The next morning, Posen told The Daily Beast that the glamorous revels didn’t transition into a hedonistic all-nighter. “I went home and cooked a pasta dinner for my hubby (Christopher Niquet).” Surviving New York Fashion Week with sanity intact, he said, required “authenticity and normalcy.”

There was no pounding rock music, and in this loft—with beautiful views of downtown and Midtown Manhattan, bathed in sunlight—Posen showed his Brooks Brothers womenswear collection. He chatted to guests wearing a beautiful, fitted double-breasted Brooks Brothers men’s suit.
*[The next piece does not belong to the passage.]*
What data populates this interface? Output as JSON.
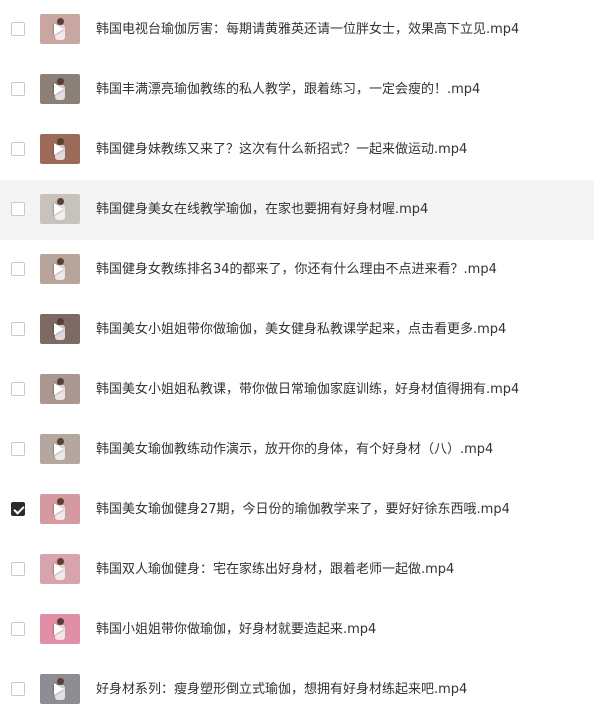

On a raised stage, a group of models stood and looked out at us spectators. This can feel a little stilted, as they are humans not mannequins, and so everybody affects to look at the detail of the clothes rather than the faces.

There were fitted camel-colored jackets, with grey pedal-pusher pants. A white winter coat came flecked with colors. Shoes were flat, or very moderately heeled. Socks were sported by some. It was, presumably like the Brooks Brothers woman’s customer, conservative with a kick, practical, with little elevations of luxe, like a black coat with threads of silver—if Jackie O had liked metallic the coat would have been made for her.

There were “moon and flower” dresses in green and navy, and dresses with colorful silk paneling. The tuxedo was given a sheer silhouette by Posen in a series of simple trouser suits. Puffer ski coats, a classic black cocktail dress, a cashmere knit inspired by Donegal tweed, and a gorgeous mint-colored jacket, and black skirt completed the collection.

Posen told The Daily Beast the collection was meant to be timeless, bringing the fabrics of menswear—Harris tweed, for example—helping to bridge day and eveningwear for women. “This is anti-fast fashion. These are investment pieces,” he said.

It wasn’t difficult juggling his own and Brooks Brothers collections. “I go into laser focus in each situation I do, and give it my all,” said Posen.

The Brooks Brothers fittings take two days and number 150 styles. “I have an amazing team. It takes a village,” Posen said, smiling. “You have to delegate, you have to be collaborative. Nothing is a solo story with fashion.” The Brooks Brothers collection, in particular, is built on the feedback of its devoted customers.

Posen is extremely busy: He is shooting Project Runway, writing a cookbook, which will be published in the fall, and there is also a documentary film being made about him. He has a bridal collection. “I garden and cook, that’s my calm,” Posen said. “I try to have that balance.”

As for this year’s political NYFW, Posen—who himself said he wanted his collection to deliver a “message of elegance and hope”—said: “I don’t like politics being used as a sales marketing tool. It seems like it diminishes the point. The world is very different this year. In fashion, there’s more emphasis on quality and personal authenticity, and I really appreciate how lucky we are to work in art and commerce. It’s a field we’re able to be creative in.”